We have plenty of economic indicators on the plate for this week not to mention to continued Euro-story. Remember, positive information, when the stock market is doing well or data that indicates positive inflation tends to cause mortgage rates to rise. Mortgage rates are based on bonds (mortgage backed securities) and investors tend to trade the safety of bonds for better return found with stocks when possible.

There are no economic indicators scheduled for today and the DOW is currently up 34 at 12,836 as I publish this post on 7:45 am PST on February 13, 2012.

Here's are a few reports that are scheduled for this week:

  • Tuesday, February 14, 2012: Retail Sales.  HAPPY VALENTINES DAY!

  • Wednesday, February 15, 2012: Empire State Index, Industrial Production, Capacity Utilization and FOMC Minutes

  • Thursday, February 16, 2012: Building Permits, Housing Starts, Producer Price Index (PPI), Initial Jobless Claims and Philadelphia Fed Index

  • Friday, February 17, 2012:  Consumer Price Index (CPI)

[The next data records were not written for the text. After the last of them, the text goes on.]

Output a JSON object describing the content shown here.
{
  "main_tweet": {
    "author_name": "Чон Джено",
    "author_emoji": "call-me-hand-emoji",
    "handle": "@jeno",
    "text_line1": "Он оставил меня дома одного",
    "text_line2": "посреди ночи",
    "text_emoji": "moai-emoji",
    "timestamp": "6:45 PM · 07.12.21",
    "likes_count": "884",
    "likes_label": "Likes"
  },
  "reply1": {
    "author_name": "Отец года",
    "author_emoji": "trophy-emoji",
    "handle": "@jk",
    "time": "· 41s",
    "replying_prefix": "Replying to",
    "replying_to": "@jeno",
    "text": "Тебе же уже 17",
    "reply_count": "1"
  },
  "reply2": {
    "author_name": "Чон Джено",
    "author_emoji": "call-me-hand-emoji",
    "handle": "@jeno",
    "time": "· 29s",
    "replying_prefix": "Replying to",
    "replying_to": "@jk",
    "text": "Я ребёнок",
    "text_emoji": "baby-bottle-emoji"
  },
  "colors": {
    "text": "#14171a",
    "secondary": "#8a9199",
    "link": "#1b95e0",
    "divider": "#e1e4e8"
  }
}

  • Today's my first day back from a couple days off at Mortgage Tech Summit in Scottsdale so I won't have time to update this post with live rate quotes. I will share live rate quotes on Twitter AND I'm happy to provide YOU with a no obligation mortgage rate quote for your home located anywhere in Washington state.  For your personal mortgage rate quote, click here.